▸ BRIEF
Your reply should consist of the listing, copied exactly.

▸ INFORMATION GIVEN
((

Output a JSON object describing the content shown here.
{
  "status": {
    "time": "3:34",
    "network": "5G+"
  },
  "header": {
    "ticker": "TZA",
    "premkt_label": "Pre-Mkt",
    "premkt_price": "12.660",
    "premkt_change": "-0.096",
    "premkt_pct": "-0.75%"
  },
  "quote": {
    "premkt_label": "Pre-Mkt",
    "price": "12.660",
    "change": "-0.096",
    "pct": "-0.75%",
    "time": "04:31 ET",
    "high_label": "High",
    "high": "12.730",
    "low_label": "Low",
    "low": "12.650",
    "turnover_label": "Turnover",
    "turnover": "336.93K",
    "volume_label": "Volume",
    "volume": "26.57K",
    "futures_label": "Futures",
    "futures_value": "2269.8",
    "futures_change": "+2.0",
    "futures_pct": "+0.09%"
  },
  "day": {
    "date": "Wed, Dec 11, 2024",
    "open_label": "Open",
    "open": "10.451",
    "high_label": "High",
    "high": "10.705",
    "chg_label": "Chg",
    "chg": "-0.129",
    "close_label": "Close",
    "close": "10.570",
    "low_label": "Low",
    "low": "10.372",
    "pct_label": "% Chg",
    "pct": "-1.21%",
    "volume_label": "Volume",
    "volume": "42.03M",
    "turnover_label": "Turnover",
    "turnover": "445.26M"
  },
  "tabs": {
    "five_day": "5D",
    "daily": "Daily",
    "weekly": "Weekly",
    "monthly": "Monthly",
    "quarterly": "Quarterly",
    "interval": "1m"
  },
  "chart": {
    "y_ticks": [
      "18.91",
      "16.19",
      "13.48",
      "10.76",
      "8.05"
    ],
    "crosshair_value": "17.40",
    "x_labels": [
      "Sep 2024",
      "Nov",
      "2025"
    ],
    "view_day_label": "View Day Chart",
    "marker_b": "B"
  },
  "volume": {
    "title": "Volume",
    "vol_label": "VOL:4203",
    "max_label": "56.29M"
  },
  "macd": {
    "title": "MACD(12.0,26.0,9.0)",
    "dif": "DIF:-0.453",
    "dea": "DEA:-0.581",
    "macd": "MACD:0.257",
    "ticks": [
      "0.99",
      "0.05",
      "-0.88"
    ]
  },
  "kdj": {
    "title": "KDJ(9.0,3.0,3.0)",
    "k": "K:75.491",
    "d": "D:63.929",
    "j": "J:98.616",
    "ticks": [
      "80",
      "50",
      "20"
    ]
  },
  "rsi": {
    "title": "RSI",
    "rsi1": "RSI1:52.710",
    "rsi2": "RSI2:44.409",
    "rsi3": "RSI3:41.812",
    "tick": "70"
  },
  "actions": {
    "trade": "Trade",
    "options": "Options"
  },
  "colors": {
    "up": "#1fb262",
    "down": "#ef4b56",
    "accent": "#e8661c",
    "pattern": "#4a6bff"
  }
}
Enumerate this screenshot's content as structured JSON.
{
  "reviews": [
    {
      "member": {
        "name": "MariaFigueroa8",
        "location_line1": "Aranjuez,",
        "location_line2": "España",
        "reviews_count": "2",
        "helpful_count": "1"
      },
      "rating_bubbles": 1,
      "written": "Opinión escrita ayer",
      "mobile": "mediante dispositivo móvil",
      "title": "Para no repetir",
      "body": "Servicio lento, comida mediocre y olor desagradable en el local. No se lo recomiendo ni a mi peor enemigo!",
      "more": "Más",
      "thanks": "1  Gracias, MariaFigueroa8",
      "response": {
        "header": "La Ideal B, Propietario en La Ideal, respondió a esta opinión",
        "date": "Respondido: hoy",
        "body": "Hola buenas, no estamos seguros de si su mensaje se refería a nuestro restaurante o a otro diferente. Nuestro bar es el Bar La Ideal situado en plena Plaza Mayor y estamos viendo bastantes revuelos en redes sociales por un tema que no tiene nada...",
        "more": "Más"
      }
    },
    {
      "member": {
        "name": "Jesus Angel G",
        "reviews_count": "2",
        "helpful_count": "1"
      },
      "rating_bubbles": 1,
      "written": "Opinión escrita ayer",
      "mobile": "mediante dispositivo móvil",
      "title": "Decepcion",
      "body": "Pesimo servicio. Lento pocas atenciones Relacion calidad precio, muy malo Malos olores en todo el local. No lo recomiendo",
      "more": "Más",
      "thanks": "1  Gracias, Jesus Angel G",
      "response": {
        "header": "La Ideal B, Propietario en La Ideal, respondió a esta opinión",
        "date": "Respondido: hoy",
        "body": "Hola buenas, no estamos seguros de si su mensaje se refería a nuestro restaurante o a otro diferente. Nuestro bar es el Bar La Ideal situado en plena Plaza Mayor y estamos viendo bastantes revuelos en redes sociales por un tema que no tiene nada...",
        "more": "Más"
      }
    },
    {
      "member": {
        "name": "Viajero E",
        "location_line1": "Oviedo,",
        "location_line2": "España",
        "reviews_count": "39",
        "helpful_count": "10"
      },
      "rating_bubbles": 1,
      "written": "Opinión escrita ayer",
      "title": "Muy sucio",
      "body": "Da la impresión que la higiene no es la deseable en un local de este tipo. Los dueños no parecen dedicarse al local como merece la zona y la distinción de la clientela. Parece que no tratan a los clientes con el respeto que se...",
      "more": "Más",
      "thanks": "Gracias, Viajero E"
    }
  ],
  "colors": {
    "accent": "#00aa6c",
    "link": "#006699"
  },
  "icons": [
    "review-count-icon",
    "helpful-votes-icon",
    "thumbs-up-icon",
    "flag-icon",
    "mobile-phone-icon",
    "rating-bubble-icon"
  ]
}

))

▸ ANSWER SECTION
Output a JSON object describing the content shown here.
{
  "status": {
    "time": "3:34",
    "network": "5G+"
  },
  "header": {
    "ticker": "TZA",
    "premkt_label": "Pre-Mkt",
    "premkt_price": "12.660",
    "premkt_change": "-0.096",
    "premkt_pct": "-0.75%"
  },
  "quote": {
    "premkt_label": "Pre-Mkt",
    "price": "12.660",
    "change": "-0.096",
    "pct": "-0.75%",
    "time": "04:31 ET",
    "high_label": "High",
    "high": "12.730",
    "low_label": "Low",
    "low": "12.650",
    "turnover_label": "Turnover",
    "turnover": "336.93K",
    "volume_label": "Volume",
    "volume": "26.57K",
    "futures_label": "Futures",
    "futures_value": "2269.8",
    "futures_change": "+2.0",
    "futures_pct": "+0.09%"
  },
  "day": {
    "date": "Wed, Dec 11, 2024",
    "open_label": "Open",
    "open": "10.451",
    "high_label": "High",
    "high": "10.705",
    "chg_label": "Chg",
    "chg": "-0.129",
    "close_label": "Close",
    "close": "10.570",
    "low_label": "Low",
    "low": "10.372",
    "pct_label": "% Chg",
    "pct": "-1.21%",
    "volume_label": "Volume",
    "volume": "42.03M",
    "turnover_label": "Turnover",
    "turnover": "445.26M"
  },
  "tabs": {
    "five_day": "5D",
    "daily": "Daily",
    "weekly": "Weekly",
    "monthly": "Monthly",
    "quarterly": "Quarterly",
    "interval": "1m"
  },
  "chart": {
    "y_ticks": [
      "18.91",
      "16.19",
      "13.48",
      "10.76",
      "8.05"
    ],
    "crosshair_value": "17.40",
    "x_labels": [
      "Sep 2024",
      "Nov",
      "2025"
    ],
    "view_day_label": "View Day Chart",
    "marker_b": "B"
  },
  "volume": {
    "title": "Volume",
    "vol_label": "VOL:4203",
    "max_label": "56.29M"
  },
  "macd": {
    "title": "MACD(12.0,26.0,9.0)",
    "dif": "DIF:-0.453",
    "dea": "DEA:-0.581",
    "macd": "MACD:0.257",
    "ticks": [
      "0.99",
      "0.05",
      "-0.88"
    ]
  },
  "kdj": {
    "title": "KDJ(9.0,3.0,3.0)",
    "k": "K:75.491",
    "d": "D:63.929",
    "j": "J:98.616",
    "ticks": [
      "80",
      "50",
      "20"
    ]
  },
  "rsi": {
    "title": "RSI",
    "rsi1": "RSI1:52.710",
    "rsi2": "RSI2:44.409",
    "rsi3": "RSI3:41.812",
    "tick": "70"
  },
  "actions": {
    "trade": "Trade",
    "options": "Options"
  },
  "colors": {
    "up": "#1fb262",
    "down": "#ef4b56",
    "accent": "#e8661c",
    "pattern": "#4a6bff"
  }
}
Enumerate this screenshot's content as structured JSON.
{
  "reviews": [
    {
      "member": {
        "name": "MariaFigueroa8",
        "location_line1": "Aranjuez,",
        "location_line2": "España",
        "reviews_count": "2",
        "helpful_count": "1"
      },
      "rating_bubbles": 1,
      "written": "Opinión escrita ayer",
      "mobile": "mediante dispositivo móvil",
      "title": "Para no repetir",
      "body": "Servicio lento, comida mediocre y olor desagradable en el local. No se lo recomiendo ni a mi peor enemigo!",
      "more": "Más",
      "thanks": "1  Gracias, MariaFigueroa8",
      "response": {
        "header": "La Ideal B, Propietario en La Ideal, respondió a esta opinión",
        "date": "Respondido: hoy",
        "body": "Hola buenas, no estamos seguros de si su mensaje se refería a nuestro restaurante o a otro diferente. Nuestro bar es el Bar La Ideal situado en plena Plaza Mayor y estamos viendo bastantes revuelos en redes sociales por un tema que no tiene nada...",
        "more": "Más"
      }
    },
    {
      "member": {
        "name": "Jesus Angel G",
        "reviews_count": "2",
        "helpful_count": "1"
      },
      "rating_bubbles": 1,
      "written": "Opinión escrita ayer",
      "mobile": "mediante dispositivo móvil",
      "title": "Decepcion",
      "body": "Pesimo servicio. Lento pocas atenciones Relacion calidad precio, muy malo Malos olores en todo el local. No lo recomiendo",
      "more": "Más",
      "thanks": "1  Gracias, Jesus Angel G",
      "response": {
        "header": "La Ideal B, Propietario en La Ideal, respondió a esta opinión",
        "date": "Respondido: hoy",
        "body": "Hola buenas, no estamos seguros de si su mensaje se refería a nuestro restaurante o a otro diferente. Nuestro bar es el Bar La Ideal situado en plena Plaza Mayor y estamos viendo bastantes revuelos en redes sociales por un tema que no tiene nada...",
        "more": "Más"
      }
    },
    {
      "member": {
        "name": "Viajero E",
        "location_line1": "Oviedo,",
        "location_line2": "España",
        "reviews_count": "39",
        "helpful_count": "10"
      },
      "rating_bubbles": 1,
      "written": "Opinión escrita ayer",
      "title": "Muy sucio",
      "body": "Da la impresión que la higiene no es la deseable en un local de este tipo. Los dueños no parecen dedicarse al local como merece la zona y la distinción de la clientela. Parece que no tratan a los clientes con el respeto que se...",
      "more": "Más",
      "thanks": "Gracias, Viajero E"
    }
  ],
  "colors": {
    "accent": "#00aa6c",
    "link": "#006699"
  },
  "icons": [
    "review-count-icon",
    "helpful-votes-icon",
    "thumbs-up-icon",
    "flag-icon",
    "mobile-phone-icon",
    "rating-bubble-icon"
  ]
}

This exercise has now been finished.